**Data excerpts:**
----------------------------------------

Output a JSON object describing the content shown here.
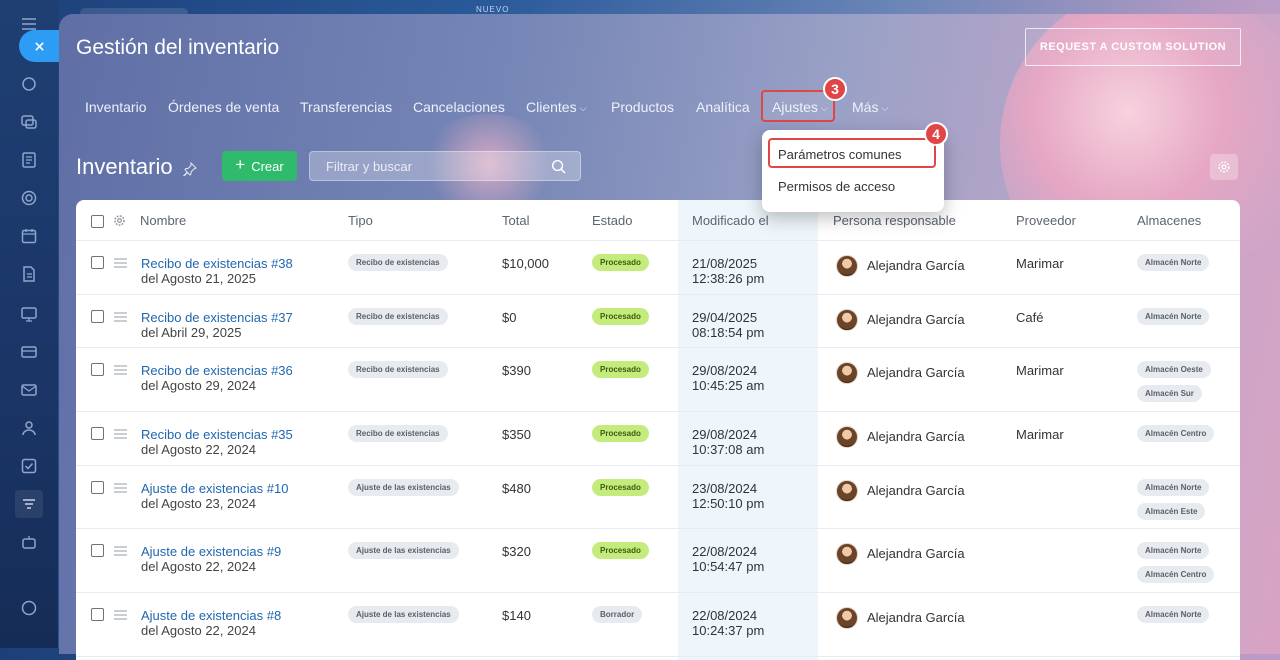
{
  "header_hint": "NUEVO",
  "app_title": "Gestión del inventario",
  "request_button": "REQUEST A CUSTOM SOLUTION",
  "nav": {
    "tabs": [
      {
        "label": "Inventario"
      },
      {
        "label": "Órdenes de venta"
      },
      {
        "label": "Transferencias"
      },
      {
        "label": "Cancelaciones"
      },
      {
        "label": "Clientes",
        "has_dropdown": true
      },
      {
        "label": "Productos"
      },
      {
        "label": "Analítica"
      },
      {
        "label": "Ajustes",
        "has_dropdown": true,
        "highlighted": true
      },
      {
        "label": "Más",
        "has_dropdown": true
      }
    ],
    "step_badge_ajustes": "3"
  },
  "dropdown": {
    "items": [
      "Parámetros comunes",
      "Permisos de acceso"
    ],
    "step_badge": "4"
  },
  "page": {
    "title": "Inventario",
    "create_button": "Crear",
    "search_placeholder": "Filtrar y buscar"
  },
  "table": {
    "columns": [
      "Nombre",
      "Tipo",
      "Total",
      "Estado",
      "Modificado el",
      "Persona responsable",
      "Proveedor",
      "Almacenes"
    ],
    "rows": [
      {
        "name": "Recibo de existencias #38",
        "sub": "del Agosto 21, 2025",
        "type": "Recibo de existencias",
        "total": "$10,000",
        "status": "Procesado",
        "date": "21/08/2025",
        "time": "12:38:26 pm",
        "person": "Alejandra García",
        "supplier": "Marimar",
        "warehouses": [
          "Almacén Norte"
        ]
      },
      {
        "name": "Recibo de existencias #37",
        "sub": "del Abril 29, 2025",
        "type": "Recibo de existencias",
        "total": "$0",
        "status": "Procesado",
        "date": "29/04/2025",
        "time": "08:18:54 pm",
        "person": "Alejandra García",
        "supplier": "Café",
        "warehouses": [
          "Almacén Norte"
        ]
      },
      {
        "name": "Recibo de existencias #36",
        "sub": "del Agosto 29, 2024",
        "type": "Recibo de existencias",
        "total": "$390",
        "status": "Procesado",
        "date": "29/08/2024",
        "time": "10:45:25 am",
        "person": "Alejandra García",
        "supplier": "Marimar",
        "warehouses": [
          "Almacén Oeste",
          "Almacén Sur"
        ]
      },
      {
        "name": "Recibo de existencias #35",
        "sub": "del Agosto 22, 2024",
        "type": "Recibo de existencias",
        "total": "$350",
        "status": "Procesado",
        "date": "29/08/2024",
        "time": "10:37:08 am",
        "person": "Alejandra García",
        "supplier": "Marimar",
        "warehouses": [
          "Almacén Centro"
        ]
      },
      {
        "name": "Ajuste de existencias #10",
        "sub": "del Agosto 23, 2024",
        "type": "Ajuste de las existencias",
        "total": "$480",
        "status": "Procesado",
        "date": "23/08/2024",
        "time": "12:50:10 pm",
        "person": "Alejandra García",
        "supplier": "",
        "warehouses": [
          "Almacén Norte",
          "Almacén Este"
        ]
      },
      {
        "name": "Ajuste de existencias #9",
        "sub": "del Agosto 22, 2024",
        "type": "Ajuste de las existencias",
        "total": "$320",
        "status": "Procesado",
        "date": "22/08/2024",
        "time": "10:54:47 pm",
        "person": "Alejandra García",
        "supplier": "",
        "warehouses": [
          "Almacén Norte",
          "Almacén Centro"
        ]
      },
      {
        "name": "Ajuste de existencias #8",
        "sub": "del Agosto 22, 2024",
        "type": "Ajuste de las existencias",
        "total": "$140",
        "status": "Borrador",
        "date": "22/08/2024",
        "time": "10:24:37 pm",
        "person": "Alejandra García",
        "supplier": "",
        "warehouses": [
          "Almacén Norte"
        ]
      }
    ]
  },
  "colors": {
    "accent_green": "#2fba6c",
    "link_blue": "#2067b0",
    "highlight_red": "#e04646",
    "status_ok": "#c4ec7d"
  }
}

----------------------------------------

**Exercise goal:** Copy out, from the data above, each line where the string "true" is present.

**Exercise answer:**
        "has_dropdown": true
        "has_dropdown": true,
        "highlighted": true
        "has_dropdown": true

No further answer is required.